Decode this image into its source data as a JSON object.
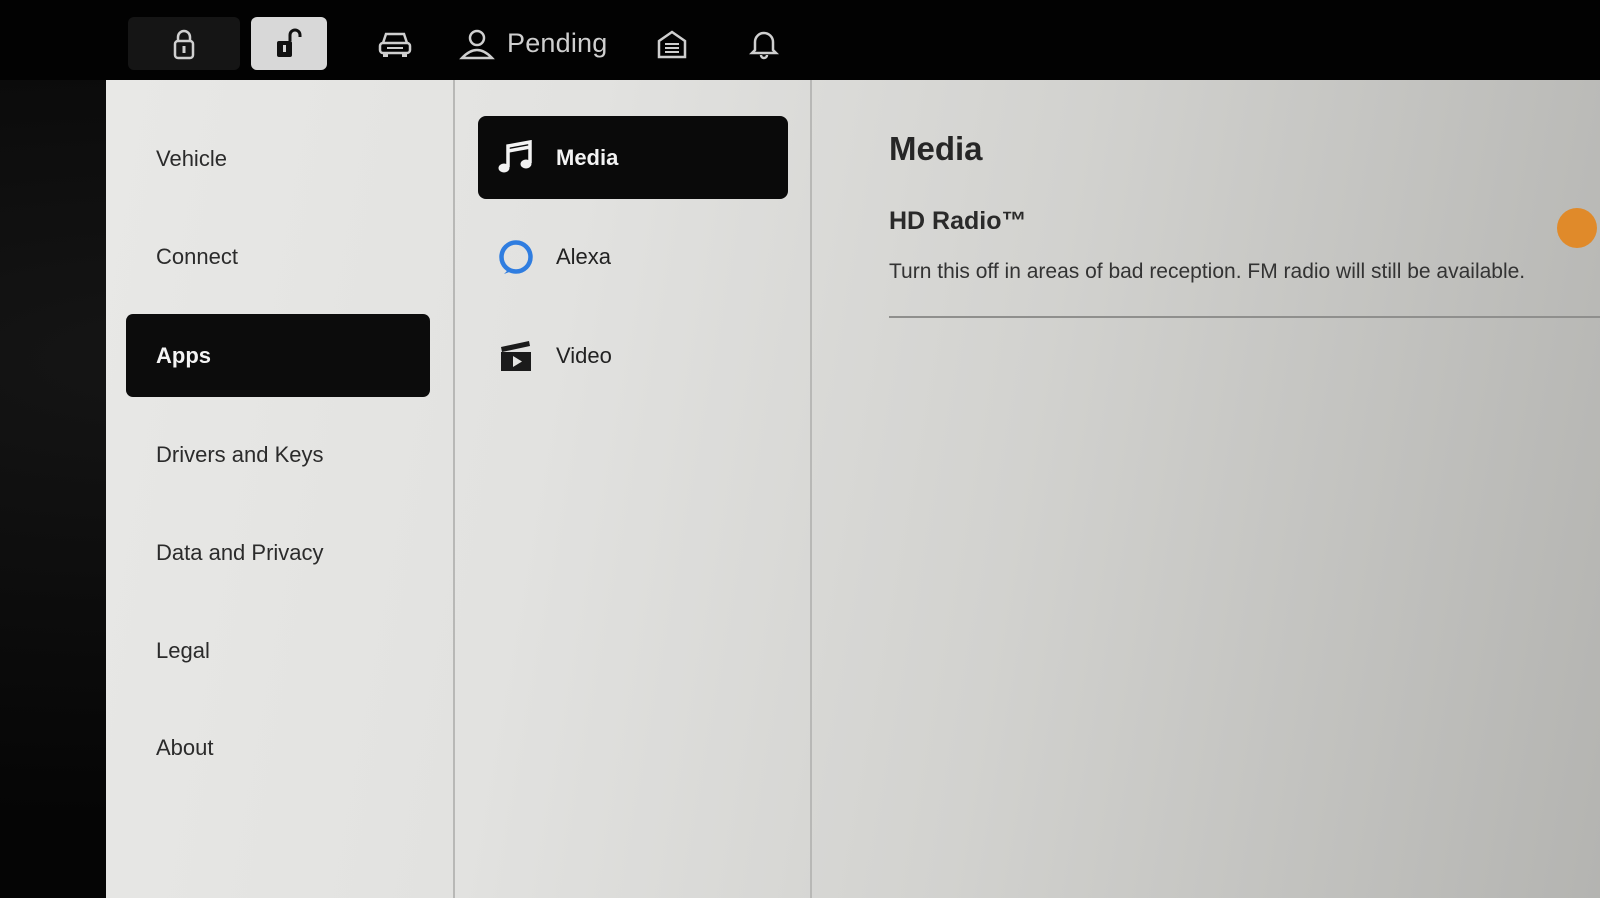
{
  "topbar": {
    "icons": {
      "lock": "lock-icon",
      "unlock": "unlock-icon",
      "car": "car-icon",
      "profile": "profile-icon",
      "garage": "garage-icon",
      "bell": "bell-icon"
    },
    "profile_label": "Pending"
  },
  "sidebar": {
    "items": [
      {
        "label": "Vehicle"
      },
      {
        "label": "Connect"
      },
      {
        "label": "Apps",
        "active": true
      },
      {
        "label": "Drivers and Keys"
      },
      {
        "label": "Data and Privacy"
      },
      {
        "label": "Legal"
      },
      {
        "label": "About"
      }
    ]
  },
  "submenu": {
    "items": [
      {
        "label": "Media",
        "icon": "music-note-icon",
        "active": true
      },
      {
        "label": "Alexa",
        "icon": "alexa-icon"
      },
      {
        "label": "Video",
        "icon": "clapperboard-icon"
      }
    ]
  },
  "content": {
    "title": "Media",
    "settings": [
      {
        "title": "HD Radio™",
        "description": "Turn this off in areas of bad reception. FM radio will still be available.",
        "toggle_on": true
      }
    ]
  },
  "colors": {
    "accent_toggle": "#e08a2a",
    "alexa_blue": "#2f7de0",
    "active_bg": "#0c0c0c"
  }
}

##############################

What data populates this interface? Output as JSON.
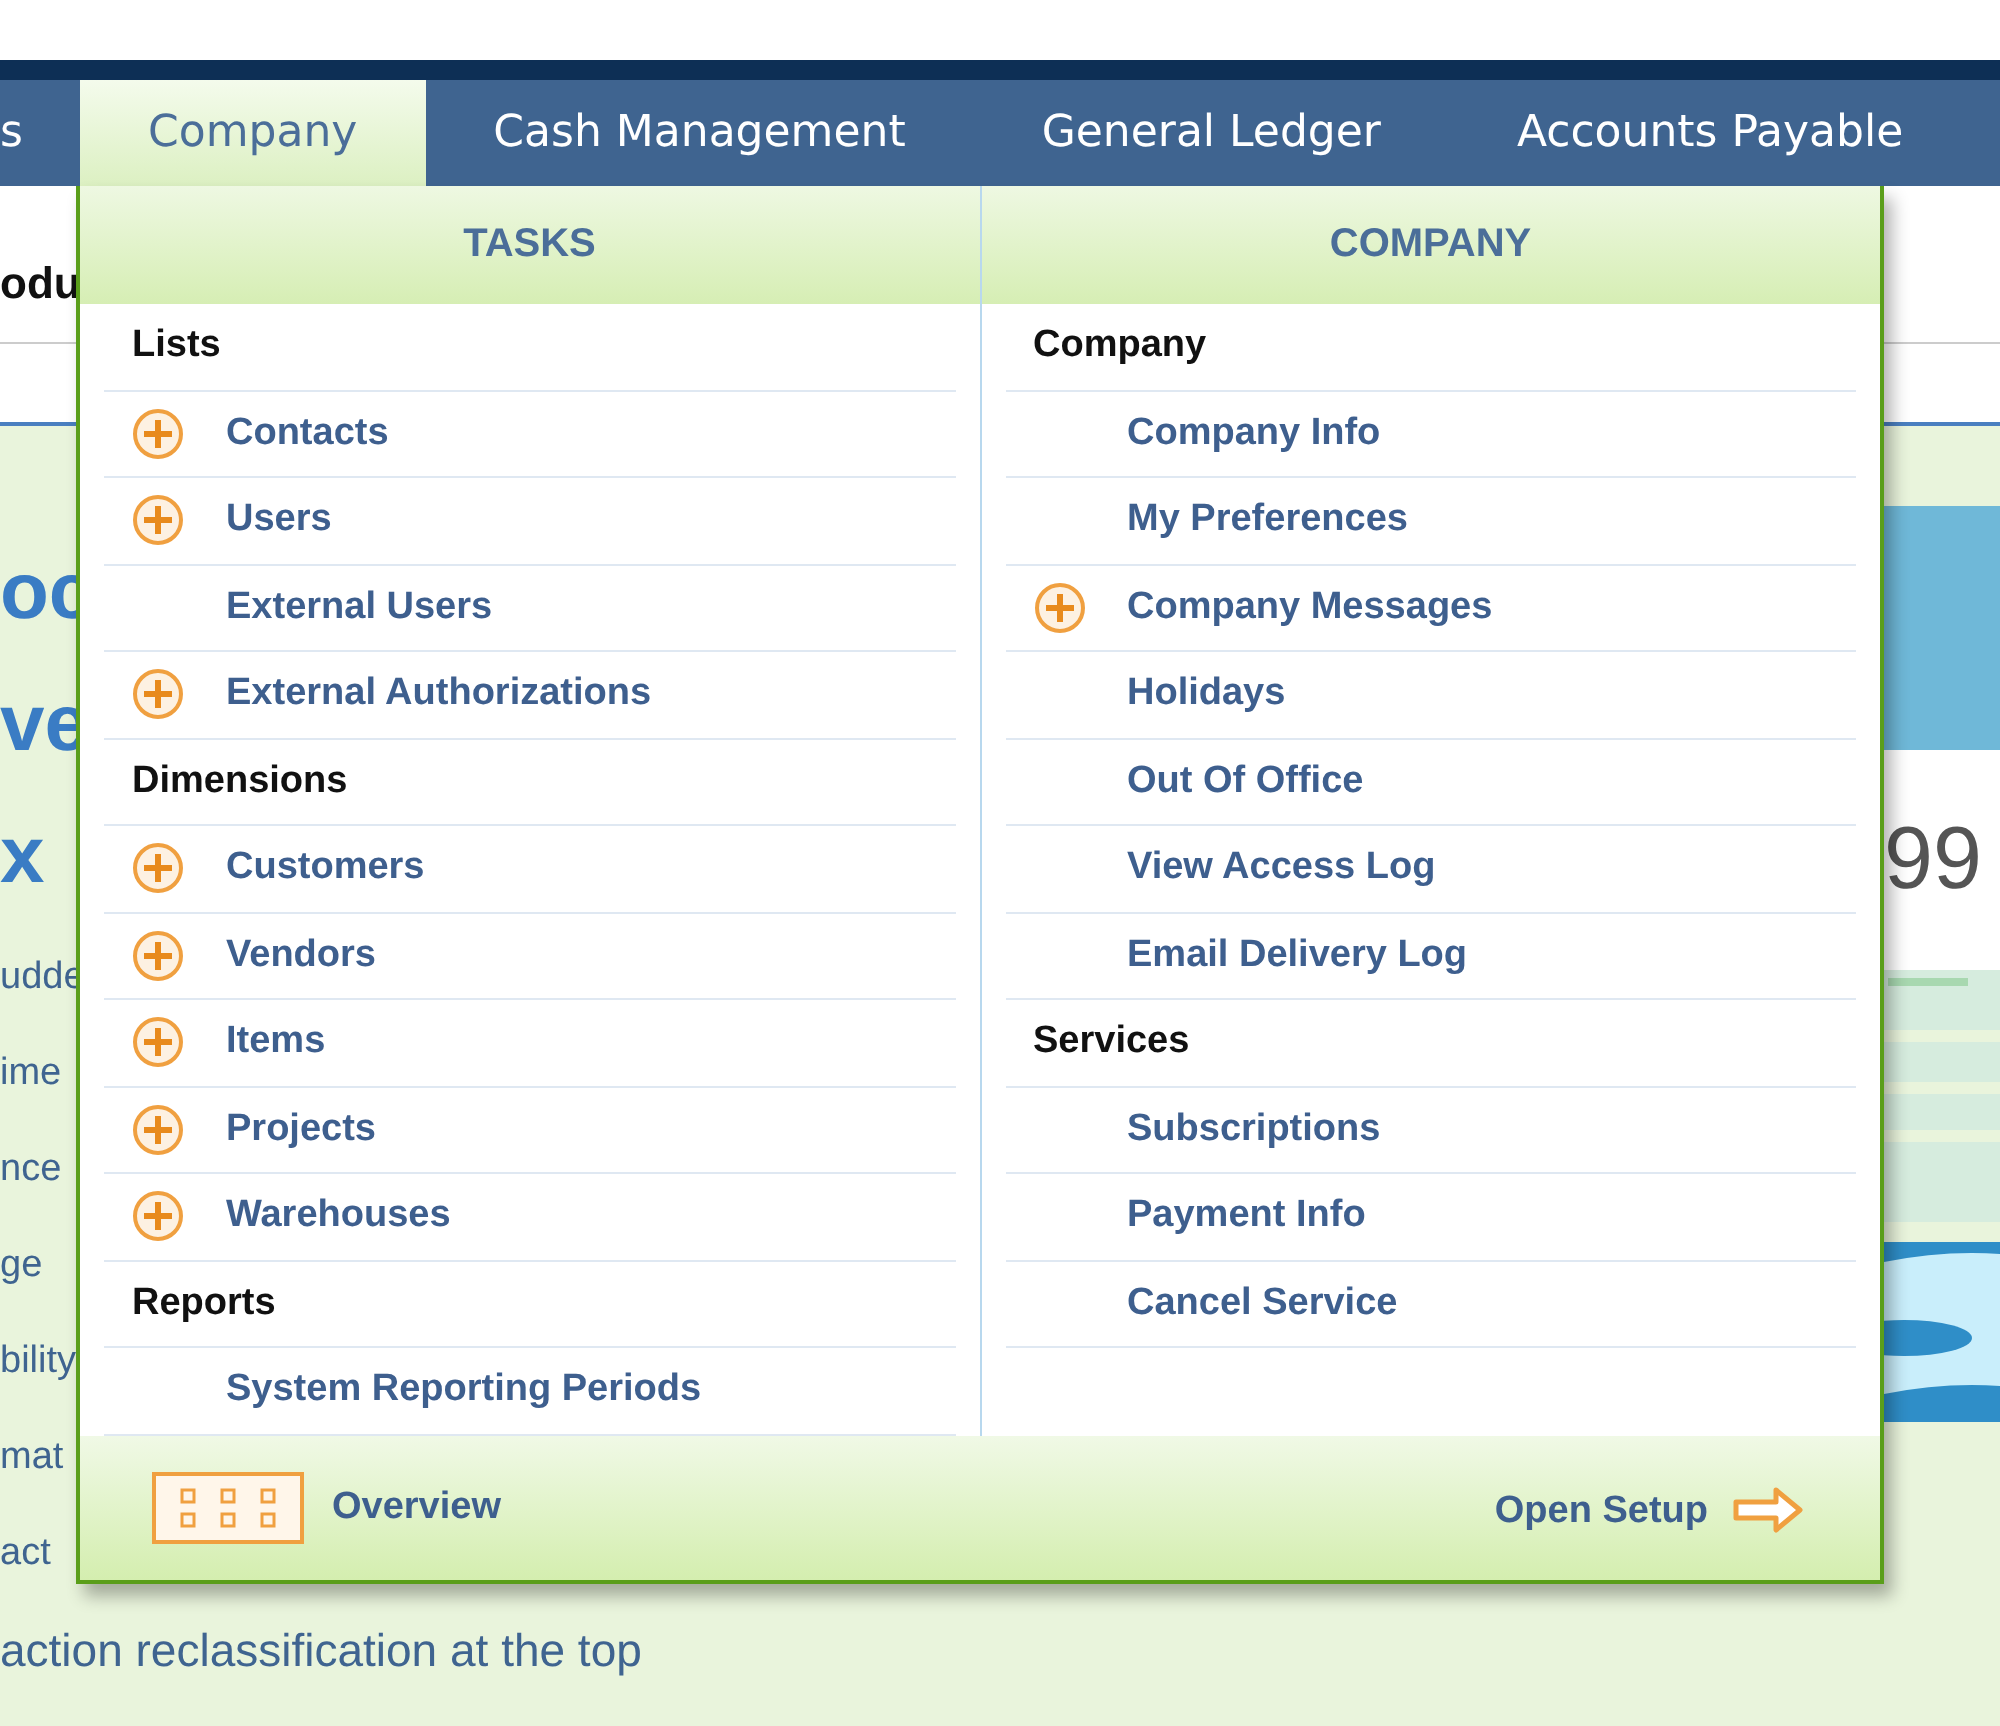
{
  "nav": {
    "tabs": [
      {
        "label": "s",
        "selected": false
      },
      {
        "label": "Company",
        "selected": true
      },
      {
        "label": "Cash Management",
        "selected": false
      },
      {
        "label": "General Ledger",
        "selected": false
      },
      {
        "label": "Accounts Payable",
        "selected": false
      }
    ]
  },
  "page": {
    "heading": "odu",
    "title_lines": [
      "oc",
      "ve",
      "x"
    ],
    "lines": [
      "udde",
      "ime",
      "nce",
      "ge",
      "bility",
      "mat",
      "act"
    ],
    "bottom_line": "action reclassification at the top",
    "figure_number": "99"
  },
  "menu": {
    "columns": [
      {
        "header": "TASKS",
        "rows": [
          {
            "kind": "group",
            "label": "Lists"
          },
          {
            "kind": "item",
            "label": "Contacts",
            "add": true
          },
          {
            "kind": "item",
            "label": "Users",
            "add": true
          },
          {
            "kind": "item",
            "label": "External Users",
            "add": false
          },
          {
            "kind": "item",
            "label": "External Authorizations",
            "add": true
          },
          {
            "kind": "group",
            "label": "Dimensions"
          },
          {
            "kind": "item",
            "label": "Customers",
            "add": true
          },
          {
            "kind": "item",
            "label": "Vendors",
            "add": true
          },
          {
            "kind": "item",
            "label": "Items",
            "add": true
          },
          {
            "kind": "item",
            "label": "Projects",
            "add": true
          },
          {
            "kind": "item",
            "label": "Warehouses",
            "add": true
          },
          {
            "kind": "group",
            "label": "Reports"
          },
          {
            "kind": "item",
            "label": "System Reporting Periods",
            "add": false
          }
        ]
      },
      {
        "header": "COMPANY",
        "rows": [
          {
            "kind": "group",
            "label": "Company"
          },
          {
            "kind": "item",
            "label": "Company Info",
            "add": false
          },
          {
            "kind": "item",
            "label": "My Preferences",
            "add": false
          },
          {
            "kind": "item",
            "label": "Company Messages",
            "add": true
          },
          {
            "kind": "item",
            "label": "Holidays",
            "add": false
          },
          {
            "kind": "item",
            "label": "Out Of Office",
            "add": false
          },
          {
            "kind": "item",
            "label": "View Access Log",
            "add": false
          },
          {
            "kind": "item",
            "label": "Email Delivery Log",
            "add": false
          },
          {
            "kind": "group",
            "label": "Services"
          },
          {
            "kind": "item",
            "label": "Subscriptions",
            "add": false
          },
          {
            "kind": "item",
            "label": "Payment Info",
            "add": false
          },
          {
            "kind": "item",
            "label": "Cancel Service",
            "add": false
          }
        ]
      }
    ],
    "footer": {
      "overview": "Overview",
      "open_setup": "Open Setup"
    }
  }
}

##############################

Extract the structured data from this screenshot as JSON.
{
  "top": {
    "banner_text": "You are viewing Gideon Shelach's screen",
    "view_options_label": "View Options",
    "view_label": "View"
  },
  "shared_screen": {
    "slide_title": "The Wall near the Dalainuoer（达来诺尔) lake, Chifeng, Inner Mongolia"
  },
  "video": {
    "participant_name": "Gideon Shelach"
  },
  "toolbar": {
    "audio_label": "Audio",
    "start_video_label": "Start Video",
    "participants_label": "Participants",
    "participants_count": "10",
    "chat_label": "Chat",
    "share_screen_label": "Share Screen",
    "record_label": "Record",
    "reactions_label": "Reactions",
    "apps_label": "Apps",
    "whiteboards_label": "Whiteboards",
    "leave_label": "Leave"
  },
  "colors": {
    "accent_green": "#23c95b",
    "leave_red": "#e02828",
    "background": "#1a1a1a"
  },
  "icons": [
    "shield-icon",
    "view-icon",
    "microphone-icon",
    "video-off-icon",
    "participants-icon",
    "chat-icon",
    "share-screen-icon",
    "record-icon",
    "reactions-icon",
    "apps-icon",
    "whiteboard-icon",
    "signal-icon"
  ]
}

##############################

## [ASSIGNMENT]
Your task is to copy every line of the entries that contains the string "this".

## [TASK RESULT]
Decode this image into its source data as a JSON object.
        "description": "Turn this off in areas of bad reception. FM radio will still be available.",
What data populates this interface? Output as JSON.
Extract the structured data from this screenshot as JSON.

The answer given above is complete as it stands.